A big part of our communication problem in the national conversation regarding our most pressing economic and political problems is obscurantism.
Obscurantism is a ten dollar word described by Dictionary.com as:
ob·scu·rant·ismdeliberate obscurity or evasion of clarity.2.
It's the second definition which is most important to this post, but the first can used to describe a concerted effort to avoid certain uncomfortable knowledge, therefore motivating obscurity and lack of clarity.
Obscurantism is mostly present among liberals who in spirit or completely in policy support the goals of progressivism, and moderates who are willing to compromise with progressivism, creating a much slower statist direction, but a statist direction nonetheless. It's intellectual fashion today to describe the current Tea Party right as simplistic, naive, uninformed, as a closed system of thought which operates in an echo chamber, shutting out the nuances of educated analysis which examines our problems from many different angles. The nuanced approach concludes that because of the complexity involved in our current political and economic problems, there are no easy solutions, therefore the Tea Party remedies of limiting government power, cutting spending and lowering taxes are insufficient -- evidence of this, they say, is the ironic Tea Party resistance to Medicare reform.
From this point, the conversation drills down to specifics, tit-for-tat accusations, Repubs did this/Dems did that, economic theory, technocratic guidance, social engineering strategy, partial recognition of partial benefits of partial free market principles, examples of prior statist achievements in research and social reform, the sociological complications of poverty, environmental contingencies, foreign policy implications, pragmatic gradualism, theories of social justice, cost/benefit analysis, monetary policy related to the modern interdependence of international finance, moral responsibility and human rights in a global community, technological disruption and educational needs, demographic transformation and immigration management, commercialization and cultural decay, infrastructure maintenance and global competition -- on and on until the simple issue of statism vs anti-statism is obscured to the point of absurdity.

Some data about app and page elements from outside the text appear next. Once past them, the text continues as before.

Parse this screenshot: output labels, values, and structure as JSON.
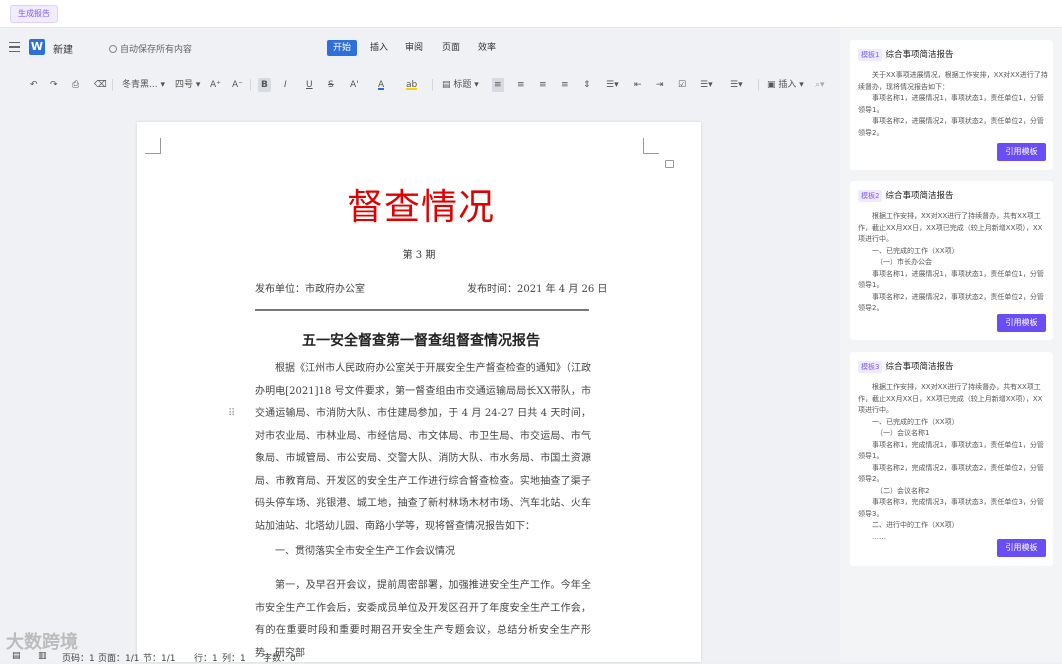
{
  "top": {
    "gen_tab": "生成报告"
  },
  "menubar": {
    "doc_new": "新建",
    "autosave": "自动保存所有内容",
    "tabs": [
      "开始",
      "插入",
      "审阅",
      "页面",
      "效率"
    ]
  },
  "toolbar": {
    "undo": "↶",
    "redo": "↷",
    "format_painter": "⎙",
    "clear": "⌫",
    "font": "冬青黑...",
    "size": "四号",
    "grow": "A⁺",
    "shrink": "A⁻",
    "bold": "B",
    "italic": "I",
    "underline": "U",
    "strike": "S",
    "sup": "A'",
    "font_color": "A",
    "highlight": "ab",
    "heading": "标题",
    "insert": "插入"
  },
  "document": {
    "red_title": "督查情况",
    "issue": "第 3 期",
    "unit": "发布单位：市政府办公室",
    "time": "发布时间：2021 年 4 月 26 日",
    "title": "五一安全督查第一督查组督查情况报告",
    "para1": "根据《江州市人民政府办公室关于开展安全生产督查检查的通知》（江政办明电[2021]18 号文件要求，第一督查组由市交通运输局局长XX带队，市交通运输局、市消防大队、市住建局参加，于 4 月 24-27 日共 4 天时间，对市农业局、市林业局、市经信局、市文体局、市卫生局、市交运局、市气象局、市城管局、市公安局、交警大队、消防大队、市水务局、市国土资源局、市教育局、开发区的安全生产工作进行综合督查检查。实地抽查了渠子码头停车场、兆银港、城工地，抽查了新村林场木材市场、汽车北站、火车站加油站、北塔幼儿园、南路小学等，现将督查情况报告如下：",
    "para2": "一、贯彻落实全市安全生产工作会议情况",
    "para3": "第一，及早召开会议，提前周密部署，加强推进安全生产工作。今年全市安全生产工作会后，安委成员单位及开发区召开了年度安全生产工作会，有的在重要时段和重要时期召开安全生产专题会议，总结分析安全生产形势，研究部"
  },
  "statusbar": {
    "page_no": "页码：1",
    "pages": "页面：1/1",
    "section": "节：1/1",
    "row": "行：1",
    "col": "列：1",
    "chars": "字数：0"
  },
  "watermark": "大数跨境",
  "templates": [
    {
      "badge": "模板1",
      "title": "综合事项简洁报告",
      "lines": [
        "关于XX事项进展情况，根据工作安排，XX对XX进行了持续督办，现将情况报告如下：",
        "事项名称1，进展情况1，事项状态1，责任单位1，分管领导1。",
        "事项名称2，进展情况2，事项状态2，责任单位2，分管领导2。"
      ],
      "button": "引用模板"
    },
    {
      "badge": "模板2",
      "title": "综合事项简洁报告",
      "lines": [
        "根据工作安排，XX对XX进行了持续督办，共有XX项工作，截止XX月XX日，XX项已完成（较上月新增XX项），XX项进行中。",
        "一、已完成的工作（XX项）",
        "（一）市长办公会",
        "事项名称1，进展情况1，事项状态1，责任单位1，分管领导1。",
        "事项名称2，进展情况2，事项状态2，责任单位2，分管领导2。"
      ],
      "button": "引用模板"
    },
    {
      "badge": "模板3",
      "title": "综合事项简洁报告",
      "lines": [
        "根据工作安排，XX对XX进行了持续督办，共有XX项工作，截止XX月XX日，XX项已完成（较上月新增XX项），XX项进行中。",
        "一、已完成的工作（XX项）",
        "（一）会议名称1",
        "事项名称1，完成情况1，事项状态1，责任单位1，分管领导1。",
        "事项名称2，完成情况2，事项状态2，责任单位2，分管领导2。",
        "（二）会议名称2",
        "事项名称3，完成情况3，事项状态3，责任单位3，分管领导3。",
        "二、进行中的工作（XX项）",
        "……"
      ],
      "button": "引用模板"
    }
  ]
}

On one hand, a case can be made that a simple call for reduced spending, a more limited governmet and a freer market is hopelessly naive as we're faced with the complexity of modern society's difficult challenges, and that the impracticality of implementation renders the Tea Party-type movement either irrelevant or hypocritical since their new representatives will have to accept complexity and continue in a statist direction. All the specifics which create the aura of compexity obscure the choice that is facing us and simply justifies the status quo or a more firm resolve to stick with the present direction, making adjustments to answer the debt problem, such as tax tweaking, infrastructure stimulation to create jobs, entitlement reform, military spending reduction, etc., but leaving the present system in place. Unless there is a clear delineation between a mixed economy and a free market, and between statism and a limited government, there can be no good understanding of our choices and pssible solutions.
Many statists believe that if only we can spur job growth, the Tea Party silliness will dissipate and the economy will return to normal. Every pundit you hear states, oh so pumped with realism, "Jobs, jobs, jobs!", as they answer the question of what's needed to end public unrest and dissatisfaction. So, the moderates(this includes Big Government Repubs, neocons, or anyone who thinks compromise and the two parties working together are the answers to making government work effectively) and liberals have concluded that complexity necessitates a statist direction, that statism is relative and there are varyng levels of statism, and, therefore, we must simply find the right statist answers to the balance we so desperately need to go forward and progress, and that job creation is the answer to getting the public back on track with government planning and problem resolution -- of course, all the concerns listed above still remain, but the multi-level statists believe that society working with government can find solutions as we head into the 21st century.
I venture to say that most people still believe the above narrative to one degree or another, but the narrative is beginning to fall apart under close scrutiny, as people are attempting in the Information Age to get past the obscurantism in order to achieve some measure of clarity. I think it has become somewhat clear that our representatives are the greatest obscurantists, as they double-talk, blame-shift, spin, lie and manipulate the public -- the midterm message is encouraging if the public really is beginning to demand integrity -- we'll see if the representatives are held accountable.
Even if we concede to the part of the narrative framing Tea Party-types as simplistic, naive and uninformed, it's equally simplistic and naive to dismiss the movement and think that lower unemployment will silence them and make the problem go away. Plus, obscurantism has no effect on reality, and the reality is we are facing potential collapse and some tough choices -- and while the choices aren't simple and easy, they're becoming clearer every day. The choice is between the direction of statism or whether we head in the direction of allowing the private sector to deal with the complexities. There's no magic in a limited government and a free market -- complexity will still be a reality. To be honest, though, the State hasn't handled complexity very well -- and we'll see this clearer when all the changes of the healthcare plan come into effect. I think we should stop with the sweeping legislation until we decide on direction and fully understand how we'll be affected by the major changes already made.